“There is every reason to believe therefore, that the divisions, exclusions and prejudices of the everyday world will be reflected and repeated through the web,” she says.
Interestingly, Cadence also explains that the drop-down menus used on social media platforms encourage “highly normative behaviour,” especially in relation to gender. Essentially, Instagram, Facebook and Twitter are boxing us into one of two typical gender categories.
“What Amalia’s work starkly revealed was that the more you perform according to prescribed normative behaviours, the more ‘likes’ and ‘shares’ you will receive,” suggesting that social media platforms encourage women to behave in this way, almost punishing them in the form of less likes, shares and followers if they don’t. A girl’s popularity and social rating online appear directly linked to her ability to perform as the idealised woman.
Ulman embodies this within her work with the roles she plays: the ‘girl next door’, the ‘life goddess’ and the ‘sugar baby’. “Unlike the early web, which cyber-feminists used to explore alternative and non-binary forms of identity, the platforms that characterise the web we have today funnel our profiles through increasingly standardised templates,” says Cadence.

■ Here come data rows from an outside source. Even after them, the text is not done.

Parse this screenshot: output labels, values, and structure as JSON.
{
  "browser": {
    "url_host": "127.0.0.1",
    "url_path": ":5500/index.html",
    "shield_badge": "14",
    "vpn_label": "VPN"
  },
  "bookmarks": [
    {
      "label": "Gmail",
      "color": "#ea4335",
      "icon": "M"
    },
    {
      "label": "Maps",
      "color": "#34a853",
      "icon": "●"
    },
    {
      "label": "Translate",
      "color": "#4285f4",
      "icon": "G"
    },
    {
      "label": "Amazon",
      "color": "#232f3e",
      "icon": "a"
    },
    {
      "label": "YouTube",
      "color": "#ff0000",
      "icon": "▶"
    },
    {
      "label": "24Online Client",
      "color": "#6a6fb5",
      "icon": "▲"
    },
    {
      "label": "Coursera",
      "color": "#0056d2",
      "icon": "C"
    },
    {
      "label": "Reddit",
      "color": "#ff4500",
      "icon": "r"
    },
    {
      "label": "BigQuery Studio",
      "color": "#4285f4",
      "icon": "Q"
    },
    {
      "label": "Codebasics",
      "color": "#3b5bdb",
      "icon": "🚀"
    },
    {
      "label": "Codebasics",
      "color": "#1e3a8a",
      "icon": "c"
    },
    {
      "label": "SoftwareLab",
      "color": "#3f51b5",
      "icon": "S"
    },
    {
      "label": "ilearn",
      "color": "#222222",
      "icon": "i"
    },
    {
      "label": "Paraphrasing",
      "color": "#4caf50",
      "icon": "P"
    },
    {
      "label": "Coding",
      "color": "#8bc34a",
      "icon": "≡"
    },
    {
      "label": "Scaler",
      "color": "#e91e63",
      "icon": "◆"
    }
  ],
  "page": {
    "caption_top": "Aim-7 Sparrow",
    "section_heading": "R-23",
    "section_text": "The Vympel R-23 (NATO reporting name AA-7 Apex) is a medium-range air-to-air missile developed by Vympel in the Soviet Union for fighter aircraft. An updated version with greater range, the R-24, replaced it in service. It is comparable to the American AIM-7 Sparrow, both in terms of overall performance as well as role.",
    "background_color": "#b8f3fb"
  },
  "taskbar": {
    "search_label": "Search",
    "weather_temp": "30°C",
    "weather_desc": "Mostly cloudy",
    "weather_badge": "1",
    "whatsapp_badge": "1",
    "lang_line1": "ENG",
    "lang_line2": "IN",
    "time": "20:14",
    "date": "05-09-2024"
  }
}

During her Instagram spoof, Ulman’s profile was dotted with images of “inspirational”, pseudo-profound quotes that are annoyingly popular among certain types of social media users. A group of researchers from the University of Waterloo in Ontario, Canada published a study which found that those who buy into intellectual sounding statements – that are essentially a collection of buzzwords with no relevant point – are associated with lower levels of intelligence. Make of that what you will.
It has also been suggested that today’s teenage girls can be exposed to more images of perfection in one day than their parents saw across the whole span of their childhood and teenage years. It’s no wonder, therefore, that body dysmorphia and eating disorders continue to afflict more and more young women each year.
This is why Ulman’s Instagram spoof is more than just a quick laugh at the unnecessary effort that goes into being a girl online (while also exploring the idea of gender being a construct altogether), but something that forces us to confront the darker reasons behind the construction of the facile female social media persona.
You can see the full piece on the artist’s Instagram page: @amaliaulman.
Amalia Ulman’s ‘Excellences and Perfections’ is currently showing as part of the ‘Electronic Superhighway 2016-1966’ exhibition at the Whitechapel Gallery (London, E1, 020 7522 7888) and will be showing as part of the ‘Performing for the Camera’ exhibition at the Tate Modern from Feb 18th (London, SE1, 020 7887 8888)